  • If quenching timescale is long, redshift evolution will be stronger

From Sean McGee

Why z 1 groups
Why z=1 groups?

  • Higher infall rates

  • Galaxies are more gas rich with higher SFR

  • Less pre-processing

  • Greater diversity in accretion histories

  • Overall younger ages


  • 20 X-ray confirmed groups at 0.8<z<1 selected from COSMOS

    • Dynamical masses: 3x1013 – 3x1014

XMM image of COSMOS (Hasinger et al.)

Geec2 survey
GEEC2 survey

  • 11 followed up in 10A and 11A

    • R<23.75 nod-shuffle spectroscopy with GMOS-S

    • High (80%) completeness.

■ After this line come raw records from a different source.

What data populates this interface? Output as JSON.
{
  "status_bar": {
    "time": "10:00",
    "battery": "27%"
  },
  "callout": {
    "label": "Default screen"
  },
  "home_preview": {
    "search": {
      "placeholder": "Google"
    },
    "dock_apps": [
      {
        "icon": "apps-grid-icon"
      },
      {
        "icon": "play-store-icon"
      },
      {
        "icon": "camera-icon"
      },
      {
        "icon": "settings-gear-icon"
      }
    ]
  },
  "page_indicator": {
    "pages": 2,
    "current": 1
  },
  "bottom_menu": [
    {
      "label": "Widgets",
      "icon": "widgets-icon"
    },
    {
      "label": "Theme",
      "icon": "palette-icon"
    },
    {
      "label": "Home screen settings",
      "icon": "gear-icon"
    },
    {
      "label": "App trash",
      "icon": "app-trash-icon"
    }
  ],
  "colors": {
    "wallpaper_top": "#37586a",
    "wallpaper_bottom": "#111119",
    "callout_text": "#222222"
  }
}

Good photo-z makes selection efficient.

  • Measure redshifts, [OII], Hdelta spectral features for 600 galaxies.

  • 150 group members (72.5h GMOS time)



Low ssfr galaxies
Low sSFR galaxies

  • These lie well off the SF “main sequence” but are not passive

  • See also Whitaker et al. (2012), Grützbauch et al. (2011), Vulcani et al. (2010)

Mok et al. (in prep)

Stacked spectra
Stacked spectra

  • Green galaxies have weak SF, weak Balmer lines

  • Generally each category of galaxy shows similar properties in group and field environments

Population fractions
Population fractions

  • Fraction of SF galaxies is significantly lower in groups, for Mstar<1011

  • Note Peng model predicts no significant environmental dependence, and few SF galaxies even in the field.

Mok et al. (in prep)

Mok et al. (in prep)

Quenching efficiency
Quenching efficiency population

  • Fraction of active “centrals” that are quenched by the group:

    • About 40% independent of stellar mass and redshift

    • Recall that most z=1 group members have only been satellites for about 2 Gyr

Mok et al. (in prep)

Dependence on halo mass
Dependence on halo mass population

  • One of the goals of GEEC2 was to look for variations amongst groups

  • Possible trend with group mass (see also Giodini et al. 2012)


Mok et al. (in prep)

Conclusions population

  • Galaxy groups at z=1 show lower fractions of SF galaxies than the field.

    • If SF fractions are as low as found by GEEC, it implies any delay time cannot be too long

  • Little or no distortion of the SF main sequence or “green” transition population

    • Implies quenching must be rapid.

  • Work in progress to find models that satisfy these constraints

Trimodality? population

  • At z=1, there is a substantial population of “intermediate” galaxies with red colours and low SFR

Mok et al. (in prep)

Low ssfr galaxies1
Low sSFR galaxies population

  • If we exclude these galaxies from the SF population, the slope and normalization of the main sequence is independent of environment

Mok et al. (in prep)

State of play and open questions
State of play and open questions population


    • Sparse-sampled z surveys

    • Mapped evolution in brightest galaxies to z~1

  • Passive fraction is always higher in groups than field

  • Evolution in group SF fraction at fixed stellar mass is mild, at best

Giodini et al. (2012)

Background population

  • Redshift evolution:

    • SF on main sequence increases with redshift

    • Fraction of SF galaxies also increases

Noeske et al. (2007)